I actually love this question. If you are on social media, you have probably noticed a lot of people throwing around privacy terminology, including HIPPA and HIPAA, also referred to as Hipaa.
The correct acronym is HIPAA. It stands for the Health Insurance Portability and Accountability Act. It is commonly misspelled as HIPPA. I always remember it by telling myself it is not a hippo. So, what is HIPAA anyway?
HIPAA was signed into law in 1996 to provide security and data privacy for patient’s medical information. It typically applies to healthcare providers and organizations who transmit health data electronically. If you are a HIPAA covered entity, there are 5 main rules that compliance focuses on:
1. Privacy – the protection of medical records. This is why when you go see your doctor, you are given a notice of privacy practices and asked who they may share health care information with. Under this section, the individual also has the right to inspect or obtain copies of their records and request corrections.
2. Security – the standards, methods and procedures related to how your information will be stored, accessed and transmitted. This is why information is often encrypted, password protected and stored in secure software portals.
3. Transaction – this area deals with codes that must be used correctly related to medical diagnosis and accuracy of medical records.
4. Identifiers – National health plan identifiers are used to identify health plans and payers (such as Medicare and Medicaid). These identify the employer in HIPAA transactions.
5. Enforcement – this area outlines the penalties for any violations. These were increased in 2015.
These measures were intended to reduce healthcare fraud and abuse, enhance standards for health information, increase portability of medical information and protect the security and privacy of such information.

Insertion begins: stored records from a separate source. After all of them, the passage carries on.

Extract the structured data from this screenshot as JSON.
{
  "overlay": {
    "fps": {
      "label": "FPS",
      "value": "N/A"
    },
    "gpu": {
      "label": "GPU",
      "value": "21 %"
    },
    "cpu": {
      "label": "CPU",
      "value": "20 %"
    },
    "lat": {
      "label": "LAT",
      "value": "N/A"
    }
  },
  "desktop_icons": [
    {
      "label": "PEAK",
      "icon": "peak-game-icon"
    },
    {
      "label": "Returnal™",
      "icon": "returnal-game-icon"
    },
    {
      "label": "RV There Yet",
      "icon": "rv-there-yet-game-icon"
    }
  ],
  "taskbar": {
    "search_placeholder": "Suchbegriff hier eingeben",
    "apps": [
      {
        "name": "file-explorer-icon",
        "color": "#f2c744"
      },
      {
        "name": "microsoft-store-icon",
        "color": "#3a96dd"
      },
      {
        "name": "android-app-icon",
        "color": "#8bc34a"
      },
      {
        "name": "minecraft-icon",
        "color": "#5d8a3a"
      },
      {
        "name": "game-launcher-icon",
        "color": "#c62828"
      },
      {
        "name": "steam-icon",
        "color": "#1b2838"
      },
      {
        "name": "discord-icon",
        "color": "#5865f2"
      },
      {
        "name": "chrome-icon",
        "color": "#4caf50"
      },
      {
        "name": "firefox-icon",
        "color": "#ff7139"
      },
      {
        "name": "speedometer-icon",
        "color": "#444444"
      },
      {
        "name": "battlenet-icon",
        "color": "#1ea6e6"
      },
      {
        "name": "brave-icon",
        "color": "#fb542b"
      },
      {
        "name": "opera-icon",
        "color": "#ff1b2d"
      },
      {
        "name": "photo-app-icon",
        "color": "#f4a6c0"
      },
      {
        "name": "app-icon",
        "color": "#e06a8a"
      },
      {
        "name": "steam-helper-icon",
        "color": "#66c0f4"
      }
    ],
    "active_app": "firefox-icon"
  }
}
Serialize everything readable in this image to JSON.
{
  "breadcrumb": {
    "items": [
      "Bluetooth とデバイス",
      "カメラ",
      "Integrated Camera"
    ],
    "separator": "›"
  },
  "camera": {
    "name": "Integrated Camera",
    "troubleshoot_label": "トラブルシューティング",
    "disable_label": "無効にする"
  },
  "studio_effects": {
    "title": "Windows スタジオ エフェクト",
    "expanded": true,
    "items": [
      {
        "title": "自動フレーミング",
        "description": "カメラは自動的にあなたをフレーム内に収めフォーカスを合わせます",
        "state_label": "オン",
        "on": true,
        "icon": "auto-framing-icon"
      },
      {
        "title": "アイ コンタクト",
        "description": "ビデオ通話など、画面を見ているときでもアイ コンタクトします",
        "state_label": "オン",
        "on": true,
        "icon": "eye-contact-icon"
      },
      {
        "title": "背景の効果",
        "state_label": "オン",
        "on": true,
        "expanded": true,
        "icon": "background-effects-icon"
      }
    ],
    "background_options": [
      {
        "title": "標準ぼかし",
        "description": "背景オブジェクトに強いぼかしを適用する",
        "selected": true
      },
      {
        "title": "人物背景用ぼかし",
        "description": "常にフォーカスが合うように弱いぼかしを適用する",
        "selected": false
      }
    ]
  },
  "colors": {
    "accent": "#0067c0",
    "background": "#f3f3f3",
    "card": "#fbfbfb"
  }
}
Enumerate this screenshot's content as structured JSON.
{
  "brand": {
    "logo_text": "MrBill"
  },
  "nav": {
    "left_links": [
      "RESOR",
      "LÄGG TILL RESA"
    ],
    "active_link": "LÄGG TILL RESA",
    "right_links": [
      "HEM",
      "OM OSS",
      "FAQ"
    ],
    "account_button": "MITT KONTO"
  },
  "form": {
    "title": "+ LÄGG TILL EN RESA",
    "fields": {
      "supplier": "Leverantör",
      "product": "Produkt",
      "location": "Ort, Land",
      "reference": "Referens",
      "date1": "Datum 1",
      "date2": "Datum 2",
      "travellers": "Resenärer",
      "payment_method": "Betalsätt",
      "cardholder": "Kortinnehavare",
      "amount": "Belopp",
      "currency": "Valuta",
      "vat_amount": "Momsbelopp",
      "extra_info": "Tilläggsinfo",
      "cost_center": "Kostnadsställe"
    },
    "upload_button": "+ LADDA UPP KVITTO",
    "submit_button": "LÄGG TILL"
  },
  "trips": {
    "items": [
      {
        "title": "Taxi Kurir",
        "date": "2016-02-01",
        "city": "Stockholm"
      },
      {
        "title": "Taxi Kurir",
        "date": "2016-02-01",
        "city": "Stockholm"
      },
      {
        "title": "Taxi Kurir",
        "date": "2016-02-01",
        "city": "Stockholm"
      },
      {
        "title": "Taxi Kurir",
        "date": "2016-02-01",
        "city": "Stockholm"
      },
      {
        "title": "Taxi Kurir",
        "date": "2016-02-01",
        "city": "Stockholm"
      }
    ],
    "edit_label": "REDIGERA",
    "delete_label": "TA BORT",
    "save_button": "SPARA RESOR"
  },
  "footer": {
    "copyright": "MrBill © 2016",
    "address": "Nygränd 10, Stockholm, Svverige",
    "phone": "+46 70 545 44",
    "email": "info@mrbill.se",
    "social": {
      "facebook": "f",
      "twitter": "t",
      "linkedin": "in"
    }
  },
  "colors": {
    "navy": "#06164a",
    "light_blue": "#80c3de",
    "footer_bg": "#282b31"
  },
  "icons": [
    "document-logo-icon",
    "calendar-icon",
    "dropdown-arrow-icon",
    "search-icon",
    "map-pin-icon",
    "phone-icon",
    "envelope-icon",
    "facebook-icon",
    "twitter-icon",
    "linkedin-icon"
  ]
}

HIPAA protects an individual’s privacy by prohibiting certain uses and disclosures of a person’s health information, including medical records. HIPAA does not necessarily apply to every person and every entity; the term is often used in a much wider sense than intended. It only applies to covered entities and their business associates. This typically includes hospitals, doctors, clinics, psychologists, dentists, chiropractors, nursing homes, pharmacies and other healthcare providers, insurance companies and related entities.